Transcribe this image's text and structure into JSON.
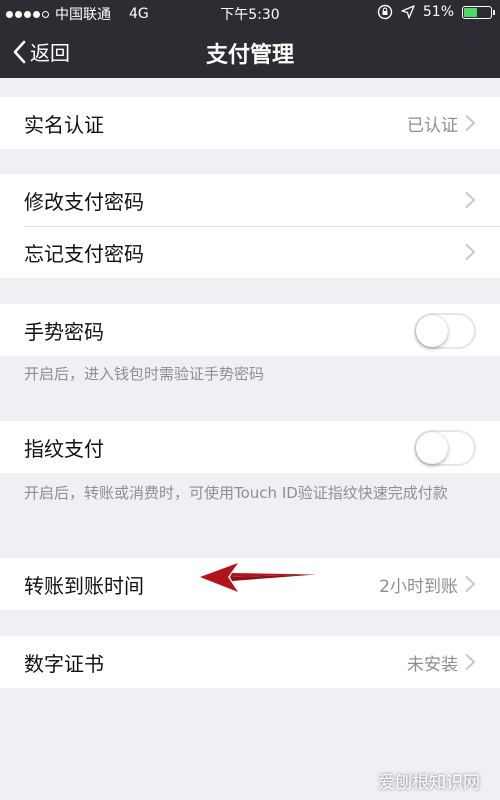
{
  "status": {
    "carrier": "中国联通",
    "network": "4G",
    "time": "下午5:30",
    "battery": "51%",
    "battery_fill": 0.51
  },
  "nav": {
    "back_label": "返回",
    "title": "支付管理"
  },
  "settings": {
    "realname": {
      "label": "实名认证",
      "value": "已认证"
    },
    "change_password": {
      "label": "修改支付密码"
    },
    "forgot_password": {
      "label": "忘记支付密码"
    },
    "gesture": {
      "label": "手势密码",
      "enabled": false,
      "note": "开启后，进入钱包时需验证手势密码"
    },
    "fingerprint": {
      "label": "指纹支付",
      "enabled": false,
      "note": "开启后，转账或消费时，可使用Touch ID验证指纹快速完成付款"
    },
    "transfer_time": {
      "label": "转账到账时间",
      "value": "2小时到账"
    },
    "certificate": {
      "label": "数字证书",
      "value": "未安装"
    }
  },
  "watermark": "爱刨根知识网",
  "colors": {
    "nav_bg": "#2e2c33",
    "page_bg": "#efeff4",
    "arrow": "#b3141c",
    "battery_green": "#4cd964"
  }
}
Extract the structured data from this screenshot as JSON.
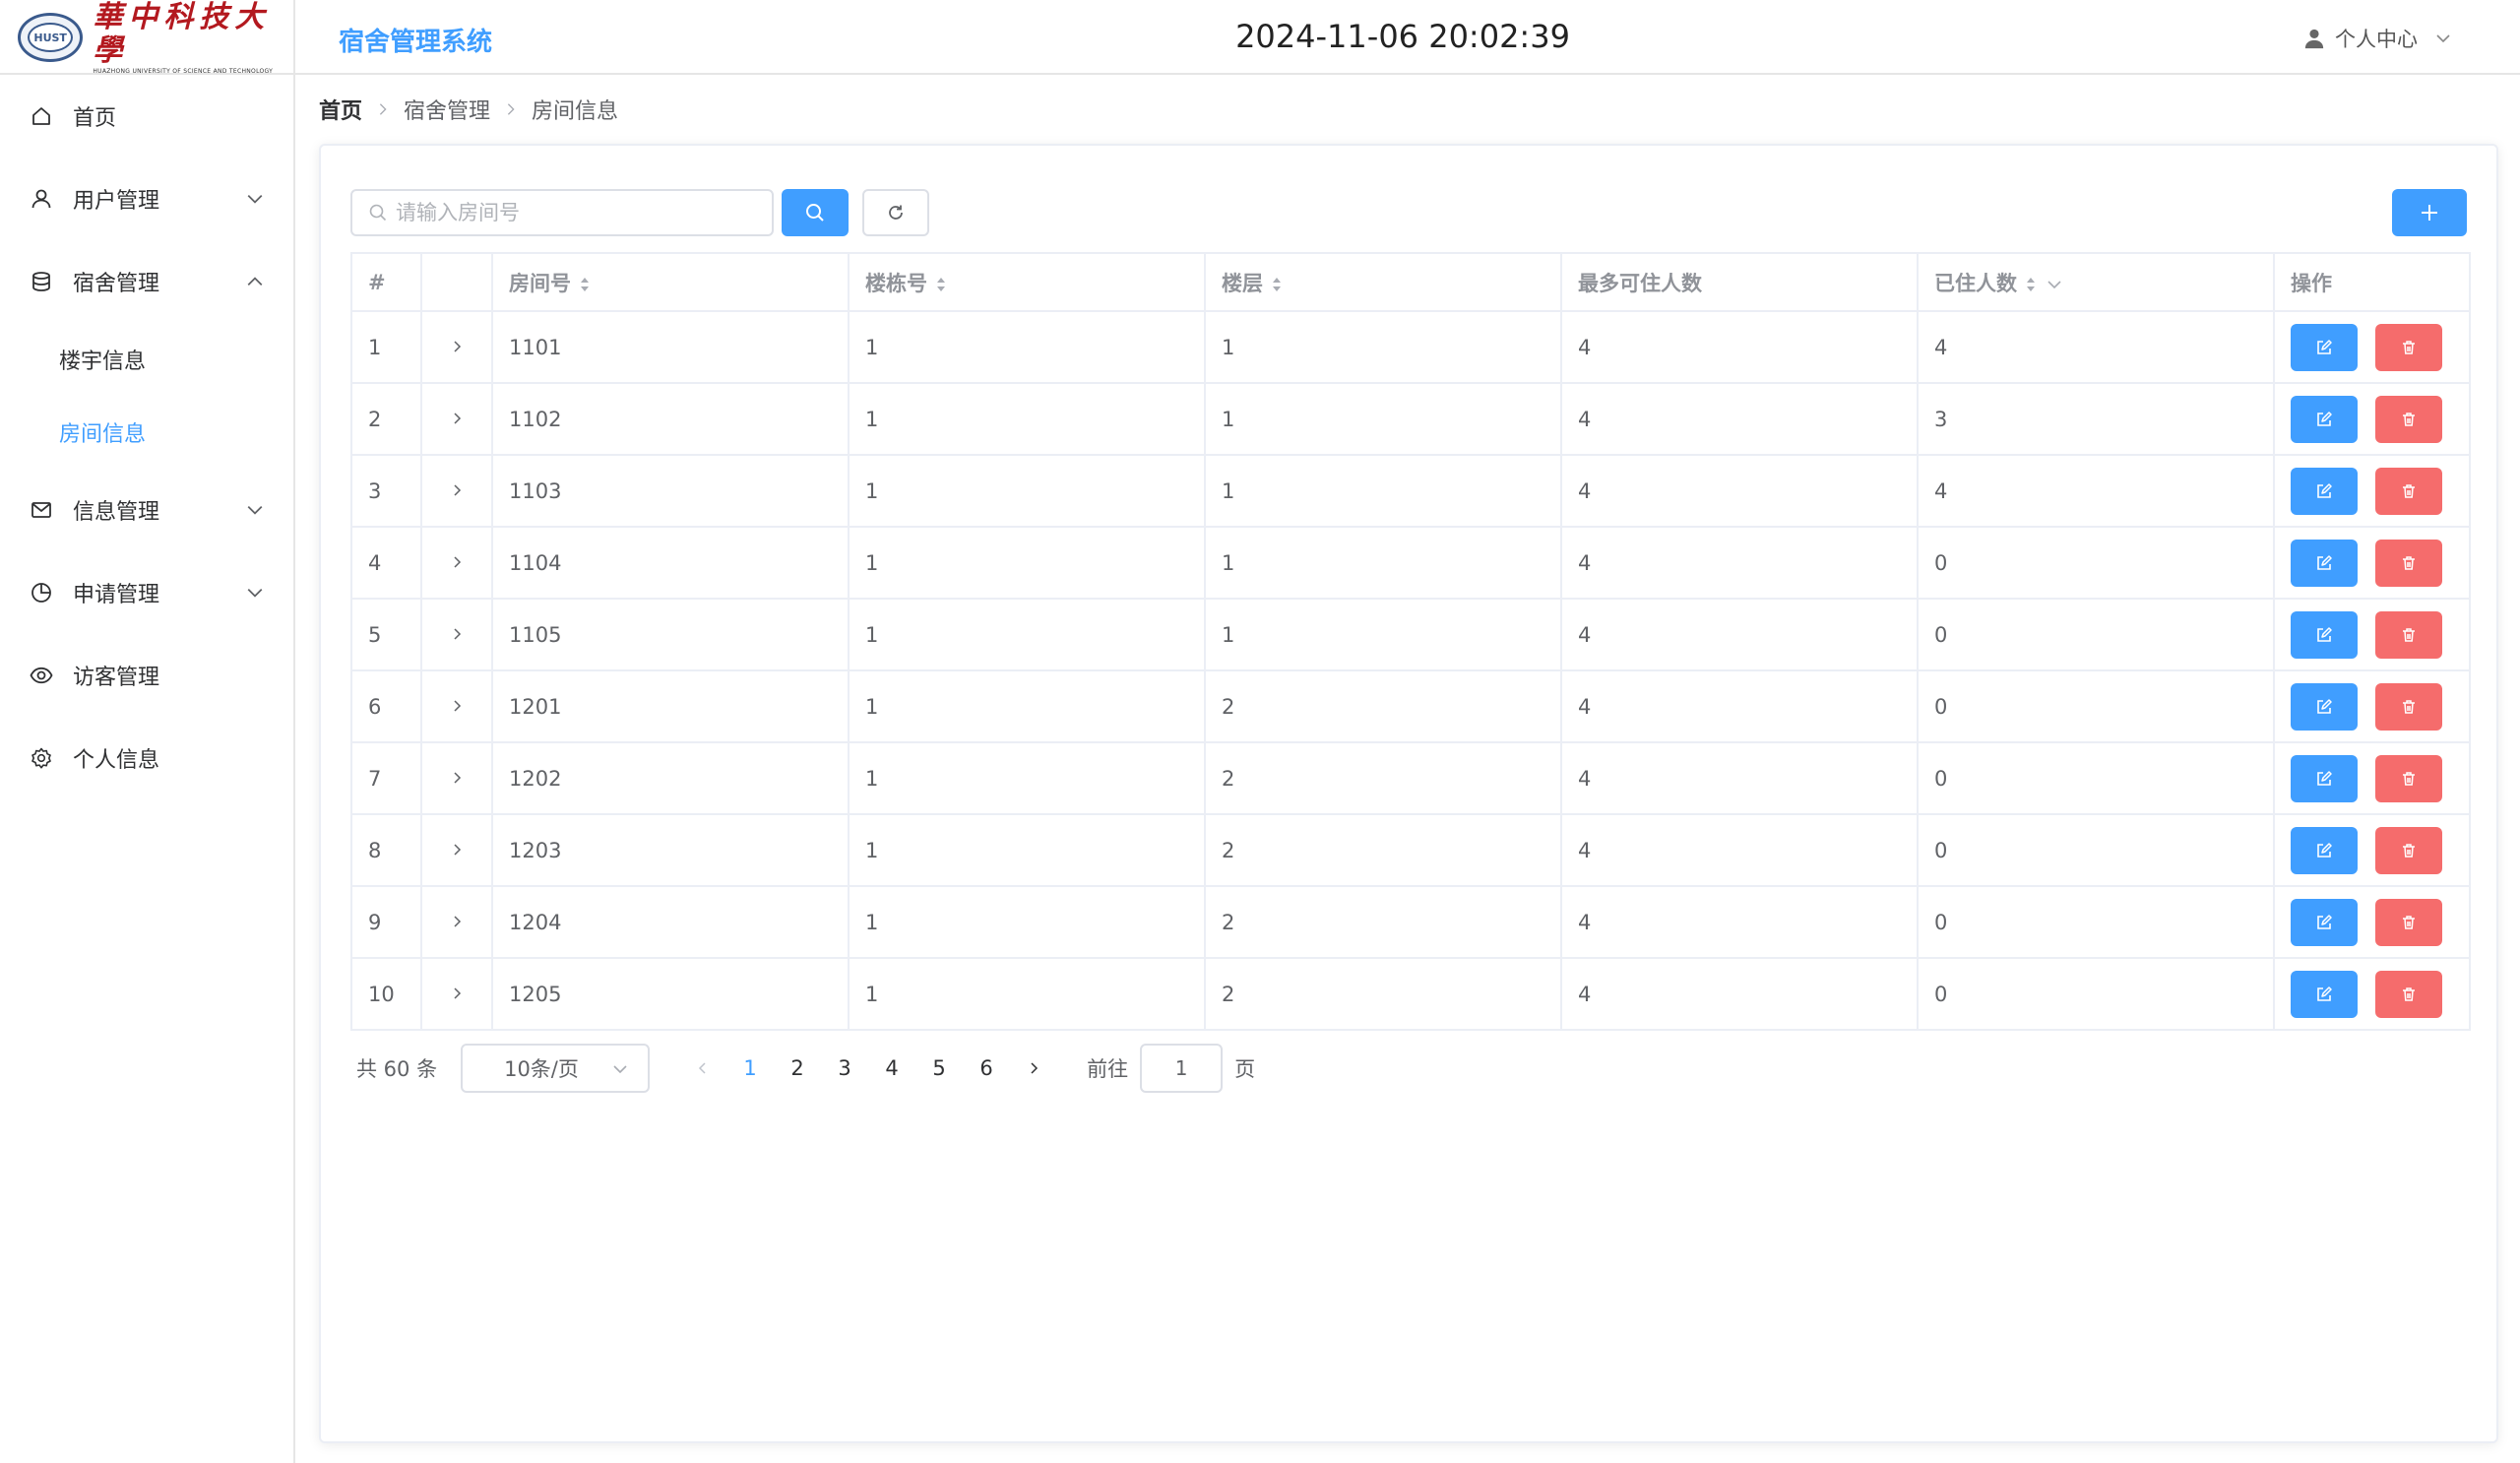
{
  "header": {
    "logo_cn": "華中科技大學",
    "logo_en": "HUAZHONG UNIVERSITY OF SCIENCE AND TECHNOLOGY",
    "logo_emblem": "HUST",
    "app_title": "宿舍管理系统",
    "datetime": "2024-11-06 20:02:39",
    "user_center": "个人中心"
  },
  "sidebar": {
    "items": [
      {
        "label": "首页",
        "icon": "home-icon"
      },
      {
        "label": "用户管理",
        "icon": "user-icon",
        "expandable": true,
        "expanded": false
      },
      {
        "label": "宿舍管理",
        "icon": "database-icon",
        "expandable": true,
        "expanded": true
      },
      {
        "label": "信息管理",
        "icon": "message-icon",
        "expandable": true,
        "expanded": false
      },
      {
        "label": "申请管理",
        "icon": "pie-chart-icon",
        "expandable": true,
        "expanded": false
      },
      {
        "label": "访客管理",
        "icon": "eye-icon"
      },
      {
        "label": "个人信息",
        "icon": "setting-icon"
      }
    ],
    "subitems": [
      {
        "label": "楼宇信息",
        "active": false
      },
      {
        "label": "房间信息",
        "active": true
      }
    ]
  },
  "breadcrumb": [
    "首页",
    "宿舍管理",
    "房间信息"
  ],
  "search": {
    "placeholder": "请输入房间号",
    "value": ""
  },
  "table": {
    "columns": [
      "#",
      "",
      "房间号",
      "楼栋号",
      "楼层",
      "最多可住人数",
      "已住人数",
      "操作"
    ],
    "rows": [
      {
        "idx": "1",
        "room": "1101",
        "building": "1",
        "floor": "1",
        "max": "4",
        "occupied": "4"
      },
      {
        "idx": "2",
        "room": "1102",
        "building": "1",
        "floor": "1",
        "max": "4",
        "occupied": "3"
      },
      {
        "idx": "3",
        "room": "1103",
        "building": "1",
        "floor": "1",
        "max": "4",
        "occupied": "4"
      },
      {
        "idx": "4",
        "room": "1104",
        "building": "1",
        "floor": "1",
        "max": "4",
        "occupied": "0"
      },
      {
        "idx": "5",
        "room": "1105",
        "building": "1",
        "floor": "1",
        "max": "4",
        "occupied": "0"
      },
      {
        "idx": "6",
        "room": "1201",
        "building": "1",
        "floor": "2",
        "max": "4",
        "occupied": "0"
      },
      {
        "idx": "7",
        "room": "1202",
        "building": "1",
        "floor": "2",
        "max": "4",
        "occupied": "0"
      },
      {
        "idx": "8",
        "room": "1203",
        "building": "1",
        "floor": "2",
        "max": "4",
        "occupied": "0"
      },
      {
        "idx": "9",
        "room": "1204",
        "building": "1",
        "floor": "2",
        "max": "4",
        "occupied": "0"
      },
      {
        "idx": "10",
        "room": "1205",
        "building": "1",
        "floor": "2",
        "max": "4",
        "occupied": "0"
      }
    ]
  },
  "pagination": {
    "total": "共 60 条",
    "page_size": "10条/页",
    "pages": [
      "1",
      "2",
      "3",
      "4",
      "5",
      "6"
    ],
    "current": "1",
    "goto_label": "前往",
    "goto_value": "1",
    "page_unit": "页"
  },
  "colors": {
    "primary": "#409eff",
    "danger": "#f56c6c",
    "brand_red": "#b3191f"
  }
}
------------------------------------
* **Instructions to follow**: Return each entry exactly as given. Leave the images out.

* **Response to this exercise**:
Transcribe this image's text and structure into JSON.
{
  "status": {
    "carrier": "中国联通",
    "network": "4G",
    "time": "下午5:30",
    "battery": "51%",
    "battery_fill": 0.51
  },
  "nav": {
    "back_label": "返回",
    "title": "支付管理"
  },
  "settings": {
    "realname": {
      "label": "实名认证",
      "value": "已认证"
    },
    "change_password": {
      "label": "修改支付密码"
    },
    "forgot_password": {
      "label": "忘记支付密码"
    },
    "gesture": {
      "label": "手势密码",
      "enabled": false,
      "note": "开启后，进入钱包时需验证手势密码"
    },
    "fingerprint": {
      "label": "指纹支付",
      "enabled": false,
      "note": "开启后，转账或消费时，可使用Touch ID验证指纹快速完成付款"
    },
    "transfer_time": {
      "label": "转账到账时间",
      "value": "2小时到账"
    },
    "certificate": {
      "label": "数字证书",
      "value": "未安装"
    }
  },
  "watermark": "爱刨根知识网",
  "colors": {
    "nav_bg": "#2e2c33",
    "page_bg": "#efeff4",
    "arrow": "#b3141c",
    "battery_green": "#4cd964"
  }
}
Extract the structured data from this screenshot as JSON.
{
  "header": {
    "logo_cn": "華中科技大學",
    "logo_en": "HUAZHONG UNIVERSITY OF SCIENCE AND TECHNOLOGY",
    "logo_emblem": "HUST",
    "app_title": "宿舍管理系统",
    "datetime": "2024-11-06 20:02:39",
    "user_center": "个人中心"
  },
  "sidebar": {
    "items": [
      {
        "label": "首页",
        "icon": "home-icon"
      },
      {
        "label": "用户管理",
        "icon": "user-icon",
        "expandable": true,
        "expanded": false
      },
      {
        "label": "宿舍管理",
        "icon": "database-icon",
        "expandable": true,
        "expanded": true
      },
      {
        "label": "信息管理",
        "icon": "message-icon",
        "expandable": true,
        "expanded": false
      },
      {
        "label": "申请管理",
        "icon": "pie-chart-icon",
        "expandable": true,
        "expanded": false
      },
      {
        "label": "访客管理",
        "icon": "eye-icon"
      },
      {
        "label": "个人信息",
        "icon": "setting-icon"
      }
    ],
    "subitems": [
      {
        "label": "楼宇信息",
        "active": false
      },
      {
        "label": "房间信息",
        "active": true
      }
    ]
  },
  "breadcrumb": [
    "首页",
    "宿舍管理",
    "房间信息"
  ],
  "search": {
    "placeholder": "请输入房间号",
    "value": ""
  },
  "table": {
    "columns": [
      "#",
      "",
      "房间号",
      "楼栋号",
      "楼层",
      "最多可住人数",
      "已住人数",
      "操作"
    ],
    "rows": [
      {
        "idx": "1",
        "room": "1101",
        "building": "1",
        "floor": "1",
        "max": "4",
        "occupied": "4"
      },
      {
        "idx": "2",
        "room": "1102",
        "building": "1",
        "floor": "1",
        "max": "4",
        "occupied": "3"
      },
      {
        "idx": "3",
        "room": "1103",
        "building": "1",
        "floor": "1",
        "max": "4",
        "occupied": "4"
      },
      {
        "idx": "4",
        "room": "1104",
        "building": "1",
        "floor": "1",
        "max": "4",
        "occupied": "0"
      },
      {
        "idx": "5",
        "room": "1105",
        "building": "1",
        "floor": "1",
        "max": "4",
        "occupied": "0"
      },
      {
        "idx": "6",
        "room": "1201",
        "building": "1",
        "floor": "2",
        "max": "4",
        "occupied": "0"
      },
      {
        "idx": "7",
        "room": "1202",
        "building": "1",
        "floor": "2",
        "max": "4",
        "occupied": "0"
      },
      {
        "idx": "8",
        "room": "1203",
        "building": "1",
        "floor": "2",
        "max": "4",
        "occupied": "0"
      },
      {
        "idx": "9",
        "room": "1204",
        "building": "1",
        "floor": "2",
        "max": "4",
        "occupied": "0"
      },
      {
        "idx": "10",
        "room": "1205",
        "building": "1",
        "floor": "2",
        "max": "4",
        "occupied": "0"
      }
    ]
  },
  "pagination": {
    "total": "共 60 条",
    "page_size": "10条/页",
    "pages": [
      "1",
      "2",
      "3",
      "4",
      "5",
      "6"
    ],
    "current": "1",
    "goto_label": "前往",
    "goto_value": "1",
    "page_unit": "页"
  },
  "colors": {
    "primary": "#409eff",
    "danger": "#f56c6c",
    "brand_red": "#b3191f"
  }
}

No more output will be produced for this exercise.